═══ Recorded information
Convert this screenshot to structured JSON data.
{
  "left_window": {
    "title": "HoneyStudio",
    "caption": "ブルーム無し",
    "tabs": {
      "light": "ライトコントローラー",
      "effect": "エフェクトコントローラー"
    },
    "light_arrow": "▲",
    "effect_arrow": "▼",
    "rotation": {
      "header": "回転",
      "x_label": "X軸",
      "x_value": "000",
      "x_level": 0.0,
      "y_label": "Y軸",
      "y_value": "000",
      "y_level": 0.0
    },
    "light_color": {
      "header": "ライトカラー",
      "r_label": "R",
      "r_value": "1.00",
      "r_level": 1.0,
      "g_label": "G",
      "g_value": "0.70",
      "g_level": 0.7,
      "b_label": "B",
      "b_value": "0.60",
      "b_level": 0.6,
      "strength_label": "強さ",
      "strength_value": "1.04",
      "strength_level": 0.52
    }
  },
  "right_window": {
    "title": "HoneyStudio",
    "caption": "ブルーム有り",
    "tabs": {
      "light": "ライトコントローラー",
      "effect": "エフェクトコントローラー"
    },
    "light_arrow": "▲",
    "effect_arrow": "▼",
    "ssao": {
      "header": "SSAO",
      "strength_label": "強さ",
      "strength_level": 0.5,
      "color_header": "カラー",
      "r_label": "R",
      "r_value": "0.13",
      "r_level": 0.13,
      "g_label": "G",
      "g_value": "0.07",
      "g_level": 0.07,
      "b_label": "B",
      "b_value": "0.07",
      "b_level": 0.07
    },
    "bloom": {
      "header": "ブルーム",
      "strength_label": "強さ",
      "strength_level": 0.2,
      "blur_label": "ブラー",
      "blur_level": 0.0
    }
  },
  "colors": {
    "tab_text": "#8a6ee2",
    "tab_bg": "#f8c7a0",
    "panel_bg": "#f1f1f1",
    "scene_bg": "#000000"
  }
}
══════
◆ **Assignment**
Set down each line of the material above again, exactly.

◆ **Answer to the problem**
Convert this screenshot to structured JSON data.
{
  "left_window": {
    "title": "HoneyStudio",
    "caption": "ブルーム無し",
    "tabs": {
      "light": "ライトコントローラー",
      "effect": "エフェクトコントローラー"
    },
    "light_arrow": "▲",
    "effect_arrow": "▼",
    "rotation": {
      "header": "回転",
      "x_label": "X軸",
      "x_value": "000",
      "x_level": 0.0,
      "y_label": "Y軸",
      "y_value": "000",
      "y_level": 0.0
    },
    "light_color": {
      "header": "ライトカラー",
      "r_label": "R",
      "r_value": "1.00",
      "r_level": 1.0,
      "g_label": "G",
      "g_value": "0.70",
      "g_level": 0.7,
      "b_label": "B",
      "b_value": "0.60",
      "b_level": 0.6,
      "strength_label": "強さ",
      "strength_value": "1.04",
      "strength_level": 0.52
    }
  },
  "right_window": {
    "title": "HoneyStudio",
    "caption": "ブルーム有り",
    "tabs": {
      "light": "ライトコントローラー",
      "effect": "エフェクトコントローラー"
    },
    "light_arrow": "▲",
    "effect_arrow": "▼",
    "ssao": {
      "header": "SSAO",
      "strength_label": "強さ",
      "strength_level": 0.5,
      "color_header": "カラー",
      "r_label": "R",
      "r_value": "0.13",
      "r_level": 0.13,
      "g_label": "G",
      "g_value": "0.07",
      "g_level": 0.07,
      "b_label": "B",
      "b_value": "0.07",
      "b_level": 0.07
    },
    "bloom": {
      "header": "ブルーム",
      "strength_label": "強さ",
      "strength_level": 0.2,
      "blur_label": "ブラー",
      "blur_level": 0.0
    }
  },
  "colors": {
    "tab_text": "#8a6ee2",
    "tab_bg": "#f8c7a0",
    "panel_bg": "#f1f1f1",
    "scene_bg": "#000000"
  }
}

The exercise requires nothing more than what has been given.